A solid position on a global level
What does this mean on a global level? The annual survey by the American strategy consulting firm A.T. Kearney, "Facing a Growing Paradox. The 2019 A.T.Kearney Foreign Direct Investment Confidence Index®", published on 13 May 2019, also offers a positive result for France.
This report measures the global confidence index for countries likely to attract more foreign direct investments (FDI). France gained two places compared to 2018, and for the first time is therefore now in 5th place in the rankings. This marks "its highest place ever achieved", according to the Chicago-based firm. This study highlights the fact that the social movements and economic measures adopted as a consequence have not had a major impact on the perception of investors.
The importance of reforms
These results confirm the conclusions of surveys from previous years, and confirm the existence of a dynamic of international investment in France, despite a relatively unfavourable environment: deterioration of the international environment (Brexit, USA China trade war, signs of the return of protectionism, etc.) and social movements in France.

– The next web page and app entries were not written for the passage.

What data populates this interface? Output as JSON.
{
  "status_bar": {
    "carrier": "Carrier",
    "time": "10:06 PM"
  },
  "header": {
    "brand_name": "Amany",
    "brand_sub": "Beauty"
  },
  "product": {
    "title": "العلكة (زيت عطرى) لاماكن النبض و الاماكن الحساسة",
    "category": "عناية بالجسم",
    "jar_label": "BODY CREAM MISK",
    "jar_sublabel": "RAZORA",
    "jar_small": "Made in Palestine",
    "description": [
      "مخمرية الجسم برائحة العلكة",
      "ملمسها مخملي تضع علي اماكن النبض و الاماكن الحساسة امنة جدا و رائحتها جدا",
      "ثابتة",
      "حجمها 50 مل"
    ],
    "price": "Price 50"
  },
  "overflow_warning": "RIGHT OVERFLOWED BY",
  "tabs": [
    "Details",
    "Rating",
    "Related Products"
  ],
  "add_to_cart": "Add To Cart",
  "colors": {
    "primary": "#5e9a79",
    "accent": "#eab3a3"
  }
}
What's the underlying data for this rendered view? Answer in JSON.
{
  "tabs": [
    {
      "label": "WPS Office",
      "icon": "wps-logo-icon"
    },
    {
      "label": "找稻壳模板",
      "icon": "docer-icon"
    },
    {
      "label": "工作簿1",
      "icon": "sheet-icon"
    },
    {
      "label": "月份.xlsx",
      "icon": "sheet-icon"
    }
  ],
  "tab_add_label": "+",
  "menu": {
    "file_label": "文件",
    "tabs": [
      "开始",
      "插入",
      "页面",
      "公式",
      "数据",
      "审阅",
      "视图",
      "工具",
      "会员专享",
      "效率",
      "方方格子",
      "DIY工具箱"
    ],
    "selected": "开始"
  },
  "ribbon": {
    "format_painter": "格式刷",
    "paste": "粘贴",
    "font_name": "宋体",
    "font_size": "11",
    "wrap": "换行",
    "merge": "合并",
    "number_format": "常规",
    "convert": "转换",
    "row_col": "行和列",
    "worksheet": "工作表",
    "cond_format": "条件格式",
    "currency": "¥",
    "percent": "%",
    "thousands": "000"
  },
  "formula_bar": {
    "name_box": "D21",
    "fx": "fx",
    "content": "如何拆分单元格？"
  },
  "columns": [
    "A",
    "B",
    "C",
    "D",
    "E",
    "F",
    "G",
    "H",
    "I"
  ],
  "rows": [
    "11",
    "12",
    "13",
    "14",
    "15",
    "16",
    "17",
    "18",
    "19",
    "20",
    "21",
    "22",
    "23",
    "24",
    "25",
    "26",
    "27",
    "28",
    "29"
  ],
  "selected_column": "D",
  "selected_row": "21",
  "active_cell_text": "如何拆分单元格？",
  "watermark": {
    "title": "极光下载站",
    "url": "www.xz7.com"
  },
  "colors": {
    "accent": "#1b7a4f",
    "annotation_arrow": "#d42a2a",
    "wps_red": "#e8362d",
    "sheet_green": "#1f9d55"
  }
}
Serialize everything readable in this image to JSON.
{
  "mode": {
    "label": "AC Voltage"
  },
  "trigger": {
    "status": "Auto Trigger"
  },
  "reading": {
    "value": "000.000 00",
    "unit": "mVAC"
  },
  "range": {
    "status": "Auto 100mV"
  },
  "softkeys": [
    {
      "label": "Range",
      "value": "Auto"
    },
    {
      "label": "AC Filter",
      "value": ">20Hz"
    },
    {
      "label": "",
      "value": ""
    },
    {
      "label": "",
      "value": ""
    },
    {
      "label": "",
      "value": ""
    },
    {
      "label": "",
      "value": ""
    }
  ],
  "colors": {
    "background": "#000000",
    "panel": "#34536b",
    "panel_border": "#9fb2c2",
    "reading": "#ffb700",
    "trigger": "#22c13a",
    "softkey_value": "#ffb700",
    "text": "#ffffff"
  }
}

The return of foreign investor confidence can be explained mainly by the process of reforms rolled-out during François Hollande's term and amplified during that of Emmanuel Macron (labour market, professional training, apprenticeships, lowering corporation tax, unemployment insurance, retirement, etc.). "The confidence of investors has increased slightly since Emmanuel Macron became President in May 2017", suggest the American firm A.T. Kearney.
The French government has, in particular, taken steps on sensitive issues, that of removing the obstacles to employment in order to boost job creation: a phenomenon demonstrated by the fall in unemployment rates in 2019. Among the measures adopted, we note the Crédit d'Impôt pour la Compétitivité et l'Emploi (CICE, tax credit for employment and competitiveness), a tax benefit concerning businesses that take on employees and which results in a reduction in their social security contributions. The reforms put in place have strengthened structural factors in the attractiveness of France, evidenced in the previous studies: geographic location, quality of infrastructure, labour productivity and the potential of universities and research.
Unaltered long-term confidence
Even if their view is positive, investors are not handing France a blank cheque. The EY study even shows that the optimism of international directors over three years has decreased following the enthusiasm generated by Emmanuel Macron's election (30% in 2019 compared to 55% in 2018). Consequently, re-location forecasts have dropped five points (from 24% to 19%). 57% of directors say they are sensitive to the social and political climate on a European level.
For 47% of investors, France must continue in its efforts to simplify and modernise, according to EY. 44% believe that France has to become more competitive when it comes to tax. In the longer term, 37% of investors say that France must develop in the area of education and skills to maintain its competitive position in the global economy.
However, the image of France in 2019 remains highly regarded over the long term by 80% of investors, which shows that France's dynamic remains well-oriented. In other words, to be able to fully benefit from its assets, France must maintain its efforts in terms of reforms, according to the study mentioned above.
foreign investment decisions
jobs created or maintained
The image of France remains highly regarded over the long term by 80% of investors.
Innovation is a real catalyst for the attractiveness of France. Economic decision-makers recognise the quality of French innovation and the ecosystem of French Tech.
The diversity of French regions is, along with the quality of the infrastructure and that of labour, a highly attractive factor. The investment decisions taken in 2018 are distributed over the entire territory and have generated jobs in almost every French region.
Interview with Sébastien Guillo, International Director, HSBC France